* [PROBLEM DESCRIPTION]: Give back the entries below verbatim.

* [TASK INPUT]:
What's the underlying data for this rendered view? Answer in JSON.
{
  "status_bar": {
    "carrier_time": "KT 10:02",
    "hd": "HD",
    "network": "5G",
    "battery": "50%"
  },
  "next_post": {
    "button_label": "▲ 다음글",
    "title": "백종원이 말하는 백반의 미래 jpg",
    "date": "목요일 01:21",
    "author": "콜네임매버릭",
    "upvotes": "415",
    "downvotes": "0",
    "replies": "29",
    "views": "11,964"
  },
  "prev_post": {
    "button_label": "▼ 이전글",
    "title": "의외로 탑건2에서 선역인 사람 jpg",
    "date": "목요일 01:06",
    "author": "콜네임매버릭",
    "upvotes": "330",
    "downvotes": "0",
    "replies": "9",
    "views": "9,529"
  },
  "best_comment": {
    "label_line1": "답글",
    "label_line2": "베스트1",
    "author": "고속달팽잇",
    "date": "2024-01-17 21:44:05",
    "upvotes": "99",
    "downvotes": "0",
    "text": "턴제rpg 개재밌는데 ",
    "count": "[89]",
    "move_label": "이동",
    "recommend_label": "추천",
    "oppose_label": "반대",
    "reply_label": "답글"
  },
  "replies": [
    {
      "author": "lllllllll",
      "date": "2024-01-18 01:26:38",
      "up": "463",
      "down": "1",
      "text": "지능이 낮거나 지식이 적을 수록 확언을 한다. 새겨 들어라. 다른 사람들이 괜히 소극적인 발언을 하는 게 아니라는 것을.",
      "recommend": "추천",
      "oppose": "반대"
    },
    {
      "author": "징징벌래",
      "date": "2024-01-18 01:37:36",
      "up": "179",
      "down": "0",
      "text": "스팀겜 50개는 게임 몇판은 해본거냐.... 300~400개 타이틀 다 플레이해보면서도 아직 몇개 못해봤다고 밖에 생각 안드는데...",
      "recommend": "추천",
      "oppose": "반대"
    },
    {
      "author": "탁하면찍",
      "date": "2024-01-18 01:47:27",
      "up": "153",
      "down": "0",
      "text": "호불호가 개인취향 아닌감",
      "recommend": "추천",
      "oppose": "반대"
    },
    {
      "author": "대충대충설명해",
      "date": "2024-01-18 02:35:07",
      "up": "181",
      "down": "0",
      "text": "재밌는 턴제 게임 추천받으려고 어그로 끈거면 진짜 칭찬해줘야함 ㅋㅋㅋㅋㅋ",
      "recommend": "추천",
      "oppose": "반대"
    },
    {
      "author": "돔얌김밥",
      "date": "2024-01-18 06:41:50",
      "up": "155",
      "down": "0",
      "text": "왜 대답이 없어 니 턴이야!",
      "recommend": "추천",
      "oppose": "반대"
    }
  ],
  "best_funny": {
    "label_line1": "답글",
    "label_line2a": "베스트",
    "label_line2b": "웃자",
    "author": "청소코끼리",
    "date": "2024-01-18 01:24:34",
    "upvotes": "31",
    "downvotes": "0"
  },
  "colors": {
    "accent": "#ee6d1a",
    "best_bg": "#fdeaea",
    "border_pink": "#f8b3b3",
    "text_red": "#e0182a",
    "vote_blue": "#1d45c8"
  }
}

* [THE COMPLETED TASK]:
What's the underlying data for this rendered view? Answer in JSON.
{
  "status_bar": {
    "carrier_time": "KT 10:02",
    "hd": "HD",
    "network": "5G",
    "battery": "50%"
  },
  "next_post": {
    "button_label": "▲ 다음글",
    "title": "백종원이 말하는 백반의 미래 jpg",
    "date": "목요일 01:21",
    "author": "콜네임매버릭",
    "upvotes": "415",
    "downvotes": "0",
    "replies": "29",
    "views": "11,964"
  },
  "prev_post": {
    "button_label": "▼ 이전글",
    "title": "의외로 탑건2에서 선역인 사람 jpg",
    "date": "목요일 01:06",
    "author": "콜네임매버릭",
    "upvotes": "330",
    "downvotes": "0",
    "replies": "9",
    "views": "9,529"
  },
  "best_comment": {
    "label_line1": "답글",
    "label_line2": "베스트1",
    "author": "고속달팽잇",
    "date": "2024-01-17 21:44:05",
    "upvotes": "99",
    "downvotes": "0",
    "text": "턴제rpg 개재밌는데 ",
    "count": "[89]",
    "move_label": "이동",
    "recommend_label": "추천",
    "oppose_label": "반대",
    "reply_label": "답글"
  },
  "replies": [
    {
      "author": "lllllllll",
      "date": "2024-01-18 01:26:38",
      "up": "463",
      "down": "1",
      "text": "지능이 낮거나 지식이 적을 수록 확언을 한다. 새겨 들어라. 다른 사람들이 괜히 소극적인 발언을 하는 게 아니라는 것을.",
      "recommend": "추천",
      "oppose": "반대"
    },
    {
      "author": "징징벌래",
      "date": "2024-01-18 01:37:36",
      "up": "179",
      "down": "0",
      "text": "스팀겜 50개는 게임 몇판은 해본거냐.... 300~400개 타이틀 다 플레이해보면서도 아직 몇개 못해봤다고 밖에 생각 안드는데...",
      "recommend": "추천",
      "oppose": "반대"
    },
    {
      "author": "탁하면찍",
      "date": "2024-01-18 01:47:27",
      "up": "153",
      "down": "0",
      "text": "호불호가 개인취향 아닌감",
      "recommend": "추천",
      "oppose": "반대"
    },
    {
      "author": "대충대충설명해",
      "date": "2024-01-18 02:35:07",
      "up": "181",
      "down": "0",
      "text": "재밌는 턴제 게임 추천받으려고 어그로 끈거면 진짜 칭찬해줘야함 ㅋㅋㅋㅋㅋ",
      "recommend": "추천",
      "oppose": "반대"
    },
    {
      "author": "돔얌김밥",
      "date": "2024-01-18 06:41:50",
      "up": "155",
      "down": "0",
      "text": "왜 대답이 없어 니 턴이야!",
      "recommend": "추천",
      "oppose": "반대"
    }
  ],
  "best_funny": {
    "label_line1": "답글",
    "label_line2a": "베스트",
    "label_line2b": "웃자",
    "author": "청소코끼리",
    "date": "2024-01-18 01:24:34",
    "upvotes": "31",
    "downvotes": "0"
  },
  "colors": {
    "accent": "#ee6d1a",
    "best_bg": "#fdeaea",
    "border_pink": "#f8b3b3",
    "text_red": "#e0182a",
    "vote_blue": "#1d45c8"
  }
}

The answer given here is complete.